Serving as further testament to the potential scope for today’s property financing deals to be arranged in reference to ESG criteria, in October Accor-Hotels acquired its head offices in Paris for €363 million in a transaction financed by a €300 million, eight-year green mortgage loan, with an annual coupon of 1.8 percent.
“The deal was established in line with Green Loan Principles, the green mortgage loan benefits from a second opinion by the extra-financial rating agency Sustainalytics,” reveals Morin.
Just as it has done in a wider context in other industries, the sustainability agenda within real estate finance circles has morphed and evolved in recent years. Whereas ‘green’ appeared to be the watchword to begin with, more focus is now being afforded to the social and governance sides of things.
“At first the market focus was mainly on green assets,” says ING’s Wegdam. “This was easiest to measure, improve and report on. The scope is now broadening to the social impact and the well-being of the actual asset users.”
McDougall mirrors this sentiment, referring to another financing package Lloyds awarded earlier in the year as part of its Green Lending Initiative – in this case provided to the Ethical Property Company to the tune of £27 million.
“The genesis of the Green Lending Initiative was both part of the group’s wider commitment to promote sustainability in a carbon-intensive segment of the economy and an acknowledgement of how the parameters of the global CRE investment market are changing,” she explains.

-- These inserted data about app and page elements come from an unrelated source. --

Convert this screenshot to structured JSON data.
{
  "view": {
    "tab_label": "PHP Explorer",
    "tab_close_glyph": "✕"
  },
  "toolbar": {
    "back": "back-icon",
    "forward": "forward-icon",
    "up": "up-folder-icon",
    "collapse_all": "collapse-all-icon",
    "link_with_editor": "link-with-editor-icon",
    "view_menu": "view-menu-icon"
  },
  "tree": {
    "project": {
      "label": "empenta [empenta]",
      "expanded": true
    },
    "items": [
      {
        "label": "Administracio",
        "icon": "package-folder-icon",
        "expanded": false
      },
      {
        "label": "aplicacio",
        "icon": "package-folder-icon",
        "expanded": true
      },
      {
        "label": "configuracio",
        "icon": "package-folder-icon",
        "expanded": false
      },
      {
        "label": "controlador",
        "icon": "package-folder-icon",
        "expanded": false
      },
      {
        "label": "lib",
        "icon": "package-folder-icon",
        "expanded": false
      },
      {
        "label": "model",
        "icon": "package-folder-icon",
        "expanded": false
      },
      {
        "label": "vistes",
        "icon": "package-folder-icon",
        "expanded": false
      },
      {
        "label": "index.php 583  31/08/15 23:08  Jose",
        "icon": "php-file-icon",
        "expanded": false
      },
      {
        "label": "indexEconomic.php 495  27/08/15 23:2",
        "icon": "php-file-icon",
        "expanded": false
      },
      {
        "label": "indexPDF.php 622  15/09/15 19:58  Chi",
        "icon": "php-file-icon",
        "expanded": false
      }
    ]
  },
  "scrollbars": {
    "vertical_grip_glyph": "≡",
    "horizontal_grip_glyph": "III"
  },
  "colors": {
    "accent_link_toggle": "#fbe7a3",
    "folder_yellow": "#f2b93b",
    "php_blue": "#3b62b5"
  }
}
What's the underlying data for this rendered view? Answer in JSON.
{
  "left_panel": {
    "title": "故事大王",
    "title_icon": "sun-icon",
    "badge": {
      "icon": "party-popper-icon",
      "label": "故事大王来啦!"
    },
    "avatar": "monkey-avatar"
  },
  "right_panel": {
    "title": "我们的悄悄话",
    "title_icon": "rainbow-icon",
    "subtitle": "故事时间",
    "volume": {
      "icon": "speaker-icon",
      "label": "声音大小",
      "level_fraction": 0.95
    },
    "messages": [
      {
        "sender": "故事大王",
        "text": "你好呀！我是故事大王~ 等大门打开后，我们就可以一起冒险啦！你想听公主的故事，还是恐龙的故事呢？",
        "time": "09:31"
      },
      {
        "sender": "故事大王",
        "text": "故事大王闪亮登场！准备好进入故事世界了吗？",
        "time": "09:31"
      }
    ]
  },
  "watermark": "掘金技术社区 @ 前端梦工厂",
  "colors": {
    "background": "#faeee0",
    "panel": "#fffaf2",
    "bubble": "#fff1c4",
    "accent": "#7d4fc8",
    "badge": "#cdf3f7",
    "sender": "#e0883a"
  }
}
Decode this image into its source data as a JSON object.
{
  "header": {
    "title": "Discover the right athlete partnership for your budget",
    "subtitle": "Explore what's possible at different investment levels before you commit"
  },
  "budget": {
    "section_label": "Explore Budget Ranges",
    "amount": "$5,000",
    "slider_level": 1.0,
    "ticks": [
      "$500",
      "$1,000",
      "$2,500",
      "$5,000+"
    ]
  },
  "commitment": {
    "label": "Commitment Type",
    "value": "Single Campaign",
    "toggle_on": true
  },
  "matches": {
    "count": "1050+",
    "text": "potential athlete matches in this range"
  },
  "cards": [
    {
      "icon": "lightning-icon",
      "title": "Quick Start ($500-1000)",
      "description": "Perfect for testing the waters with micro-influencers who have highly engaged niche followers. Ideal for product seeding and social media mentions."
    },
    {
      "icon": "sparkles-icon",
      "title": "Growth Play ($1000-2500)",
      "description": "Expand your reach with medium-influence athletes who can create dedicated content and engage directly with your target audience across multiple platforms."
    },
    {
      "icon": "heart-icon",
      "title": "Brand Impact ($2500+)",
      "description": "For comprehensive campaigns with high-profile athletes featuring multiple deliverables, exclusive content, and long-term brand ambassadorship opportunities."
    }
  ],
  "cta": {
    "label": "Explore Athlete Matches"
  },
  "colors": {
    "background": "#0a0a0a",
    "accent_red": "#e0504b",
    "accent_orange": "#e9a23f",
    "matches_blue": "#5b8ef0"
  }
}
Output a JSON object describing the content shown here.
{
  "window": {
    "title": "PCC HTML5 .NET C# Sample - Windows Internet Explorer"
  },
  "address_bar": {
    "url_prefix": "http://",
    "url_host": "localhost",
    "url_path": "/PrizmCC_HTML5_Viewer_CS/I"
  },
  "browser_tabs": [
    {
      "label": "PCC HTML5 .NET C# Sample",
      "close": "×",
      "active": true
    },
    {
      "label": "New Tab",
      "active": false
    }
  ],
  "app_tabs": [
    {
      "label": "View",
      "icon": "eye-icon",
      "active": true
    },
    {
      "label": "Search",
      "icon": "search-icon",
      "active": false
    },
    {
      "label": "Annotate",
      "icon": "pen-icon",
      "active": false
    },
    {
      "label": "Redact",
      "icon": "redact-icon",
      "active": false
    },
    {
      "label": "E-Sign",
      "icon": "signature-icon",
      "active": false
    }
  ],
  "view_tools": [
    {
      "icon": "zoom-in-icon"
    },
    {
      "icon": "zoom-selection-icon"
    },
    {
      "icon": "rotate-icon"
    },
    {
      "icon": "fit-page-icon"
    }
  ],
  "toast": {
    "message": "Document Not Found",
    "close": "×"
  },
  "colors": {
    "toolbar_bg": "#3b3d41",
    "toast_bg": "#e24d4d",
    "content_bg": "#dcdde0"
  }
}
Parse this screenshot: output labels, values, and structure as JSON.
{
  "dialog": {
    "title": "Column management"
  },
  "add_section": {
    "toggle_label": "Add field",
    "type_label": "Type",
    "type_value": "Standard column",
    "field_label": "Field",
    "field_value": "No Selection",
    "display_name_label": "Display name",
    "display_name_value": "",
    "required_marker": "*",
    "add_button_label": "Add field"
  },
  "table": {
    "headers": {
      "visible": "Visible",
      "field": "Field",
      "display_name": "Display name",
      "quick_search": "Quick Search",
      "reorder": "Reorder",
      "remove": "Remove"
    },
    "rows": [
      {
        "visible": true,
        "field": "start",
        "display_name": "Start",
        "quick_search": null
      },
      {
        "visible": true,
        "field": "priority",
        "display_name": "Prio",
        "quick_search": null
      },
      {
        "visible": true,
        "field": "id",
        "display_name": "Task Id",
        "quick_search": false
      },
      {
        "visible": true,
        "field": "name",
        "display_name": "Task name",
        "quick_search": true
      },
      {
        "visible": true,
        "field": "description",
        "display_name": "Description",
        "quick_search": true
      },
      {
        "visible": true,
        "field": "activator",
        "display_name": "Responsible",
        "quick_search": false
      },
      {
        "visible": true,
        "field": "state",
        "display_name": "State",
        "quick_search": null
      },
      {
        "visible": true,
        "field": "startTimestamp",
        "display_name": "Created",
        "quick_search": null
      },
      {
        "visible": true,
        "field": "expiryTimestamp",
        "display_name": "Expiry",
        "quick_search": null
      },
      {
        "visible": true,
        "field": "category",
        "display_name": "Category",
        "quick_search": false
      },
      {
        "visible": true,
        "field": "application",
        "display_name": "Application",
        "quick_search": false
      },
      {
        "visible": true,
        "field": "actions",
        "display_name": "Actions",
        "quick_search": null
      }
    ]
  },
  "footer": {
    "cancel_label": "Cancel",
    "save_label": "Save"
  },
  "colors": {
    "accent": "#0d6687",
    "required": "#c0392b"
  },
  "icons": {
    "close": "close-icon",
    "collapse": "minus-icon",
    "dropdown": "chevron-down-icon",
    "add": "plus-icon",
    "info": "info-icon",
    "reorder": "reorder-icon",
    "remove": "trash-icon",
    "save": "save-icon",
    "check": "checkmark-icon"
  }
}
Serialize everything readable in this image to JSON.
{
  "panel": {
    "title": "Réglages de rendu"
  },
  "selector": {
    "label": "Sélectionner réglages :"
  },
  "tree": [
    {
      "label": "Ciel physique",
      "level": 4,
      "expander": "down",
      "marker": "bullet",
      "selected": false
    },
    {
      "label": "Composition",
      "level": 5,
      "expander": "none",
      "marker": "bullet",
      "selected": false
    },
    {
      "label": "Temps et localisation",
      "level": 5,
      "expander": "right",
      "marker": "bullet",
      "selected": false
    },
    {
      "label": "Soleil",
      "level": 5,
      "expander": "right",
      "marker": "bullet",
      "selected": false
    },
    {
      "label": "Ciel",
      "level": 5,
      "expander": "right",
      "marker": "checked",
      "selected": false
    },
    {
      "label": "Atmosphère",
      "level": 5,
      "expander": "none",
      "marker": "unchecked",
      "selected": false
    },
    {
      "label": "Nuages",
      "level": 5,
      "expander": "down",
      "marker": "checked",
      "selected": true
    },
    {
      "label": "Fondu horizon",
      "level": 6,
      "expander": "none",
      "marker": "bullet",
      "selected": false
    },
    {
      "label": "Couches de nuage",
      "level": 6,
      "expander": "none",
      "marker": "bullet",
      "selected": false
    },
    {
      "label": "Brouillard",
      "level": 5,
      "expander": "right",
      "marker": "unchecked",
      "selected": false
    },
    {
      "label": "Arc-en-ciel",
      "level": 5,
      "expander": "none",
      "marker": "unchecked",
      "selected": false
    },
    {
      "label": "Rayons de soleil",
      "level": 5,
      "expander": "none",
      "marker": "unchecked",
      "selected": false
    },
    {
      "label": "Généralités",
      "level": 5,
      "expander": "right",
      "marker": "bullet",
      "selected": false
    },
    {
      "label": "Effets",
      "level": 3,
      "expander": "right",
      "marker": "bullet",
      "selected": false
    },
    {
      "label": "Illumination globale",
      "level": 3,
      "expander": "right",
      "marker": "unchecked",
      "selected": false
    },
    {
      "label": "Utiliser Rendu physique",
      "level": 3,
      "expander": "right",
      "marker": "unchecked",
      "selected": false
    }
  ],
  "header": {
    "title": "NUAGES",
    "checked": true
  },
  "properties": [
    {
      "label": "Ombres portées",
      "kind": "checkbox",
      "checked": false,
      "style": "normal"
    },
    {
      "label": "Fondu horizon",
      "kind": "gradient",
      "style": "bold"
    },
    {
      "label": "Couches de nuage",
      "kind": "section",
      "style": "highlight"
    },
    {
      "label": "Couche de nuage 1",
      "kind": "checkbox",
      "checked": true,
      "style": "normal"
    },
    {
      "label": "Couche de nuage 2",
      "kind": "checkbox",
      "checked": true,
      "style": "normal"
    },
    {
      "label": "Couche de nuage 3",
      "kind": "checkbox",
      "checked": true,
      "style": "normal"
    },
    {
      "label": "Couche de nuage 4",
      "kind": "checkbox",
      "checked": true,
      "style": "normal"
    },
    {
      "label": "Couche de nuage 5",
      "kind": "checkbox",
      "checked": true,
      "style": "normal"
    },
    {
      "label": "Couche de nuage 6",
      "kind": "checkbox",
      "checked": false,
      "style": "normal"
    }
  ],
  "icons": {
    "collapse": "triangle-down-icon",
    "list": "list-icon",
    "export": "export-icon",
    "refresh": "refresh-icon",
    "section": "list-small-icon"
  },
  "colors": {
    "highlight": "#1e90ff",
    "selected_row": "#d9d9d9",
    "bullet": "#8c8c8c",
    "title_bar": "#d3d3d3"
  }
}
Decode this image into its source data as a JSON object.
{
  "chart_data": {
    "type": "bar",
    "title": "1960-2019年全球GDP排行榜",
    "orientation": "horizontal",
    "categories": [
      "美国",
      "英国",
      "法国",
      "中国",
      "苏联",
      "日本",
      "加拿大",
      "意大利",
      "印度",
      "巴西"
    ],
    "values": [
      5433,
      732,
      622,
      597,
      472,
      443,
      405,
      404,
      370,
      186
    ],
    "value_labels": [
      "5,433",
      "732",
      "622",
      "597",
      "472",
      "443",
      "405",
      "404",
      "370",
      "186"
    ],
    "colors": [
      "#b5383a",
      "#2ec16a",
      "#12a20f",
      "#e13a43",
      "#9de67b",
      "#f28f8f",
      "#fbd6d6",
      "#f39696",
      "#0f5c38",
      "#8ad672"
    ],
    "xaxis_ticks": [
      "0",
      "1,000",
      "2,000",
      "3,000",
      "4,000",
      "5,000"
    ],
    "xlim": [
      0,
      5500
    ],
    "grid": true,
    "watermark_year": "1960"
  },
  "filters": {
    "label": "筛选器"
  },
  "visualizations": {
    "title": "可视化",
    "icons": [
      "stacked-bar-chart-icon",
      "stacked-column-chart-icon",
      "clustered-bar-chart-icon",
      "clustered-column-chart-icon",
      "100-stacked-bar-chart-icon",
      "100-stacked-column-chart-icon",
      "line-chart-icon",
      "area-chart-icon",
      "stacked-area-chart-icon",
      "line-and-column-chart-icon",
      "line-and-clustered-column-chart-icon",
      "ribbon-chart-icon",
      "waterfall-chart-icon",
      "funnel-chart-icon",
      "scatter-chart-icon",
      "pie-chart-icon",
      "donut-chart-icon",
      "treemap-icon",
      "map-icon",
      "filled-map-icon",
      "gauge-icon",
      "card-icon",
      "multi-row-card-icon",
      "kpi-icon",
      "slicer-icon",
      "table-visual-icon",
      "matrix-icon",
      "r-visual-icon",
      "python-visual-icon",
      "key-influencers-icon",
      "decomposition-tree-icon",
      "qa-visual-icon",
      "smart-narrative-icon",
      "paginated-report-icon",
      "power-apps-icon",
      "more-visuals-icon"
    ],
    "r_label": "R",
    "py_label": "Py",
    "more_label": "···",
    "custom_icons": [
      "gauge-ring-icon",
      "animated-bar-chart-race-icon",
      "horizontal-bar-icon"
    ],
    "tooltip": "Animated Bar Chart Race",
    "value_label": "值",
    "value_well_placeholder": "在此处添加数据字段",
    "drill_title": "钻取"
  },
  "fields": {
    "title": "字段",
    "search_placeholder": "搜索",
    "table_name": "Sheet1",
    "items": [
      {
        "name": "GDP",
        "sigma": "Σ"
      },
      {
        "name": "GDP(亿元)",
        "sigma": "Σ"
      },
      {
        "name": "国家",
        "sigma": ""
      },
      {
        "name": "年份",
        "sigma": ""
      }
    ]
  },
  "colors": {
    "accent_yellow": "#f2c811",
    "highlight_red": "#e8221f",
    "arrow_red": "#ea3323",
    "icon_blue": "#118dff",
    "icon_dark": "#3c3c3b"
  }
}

“The financing we put in place for Ethical Property underscores this approach. While environmental credentials drove its inclusion in our Green Lending Initiative, the work the company undertakes to provide affordable workspace to charities and social enterprises resonated with some of our own pledges around tackling social disadvantage, building employability and championing diversity.”
Berlin Hyp’s Bergmann agrees: “The Sustainability agenda has moved from just green to ESG, although I’d say climate change is the most present issue,” he says.
“ESG criteria in investment decisions will reduce inefficiencies in the decision-making process and the introduction of environmental, social and governance criteria will improve the overall conduct of organisations considering all stakeholders. Thus, any activities in sustainability will have a positive impact on society.”
In a nutshell, the notion of impact investing has gained traction, by which real estate assets are judged against whether they bring to bear a positive impact on society. The growing influence of “large pension and sovereign funds within the capital market has also increased demand for assets and asset owners in possession of broad ESG credentials”, believes McDougall.
According to Belinda Chain, partner and head of asset financing at Europa Capital, who handles the firm’s borrowing activities, investors have come to associate clearly-defined ESG with increased productivity and stronger returns. It is a strategy which makes good business sense. However, she counters that impact investing should form the key part of a company’s philosophy, and “certainly extends beyond BREAM ratings for buildings and GRESB scores”.
There’s also every reason for real estate debt fund managers to get behind ESG, as evidenced by news earlier in the year that M&G Investments had launched a private debt fund which will plough investment into green real estate and social housing projects. Only five years ago – when debt investment was seen as something that took place almost exclusively in relation to private equity, with the latter expected to take responsibility for ESG – such a move might have been almost unthinkable.
That said, it is still early days for ESG in real estate finance and it remains a niche landscape. Recent loans tied to GRESB scores or CBI accreditations still fall on the side of novelty and further such deals will be needed before there is justifiable talk of a firm trend across the property debt space.
However, this last year alone, the sustainable real estate finance market has undoubtedly taken some of its biggest strides yet in its assimilation of ESG as a key component of how it goes about lending.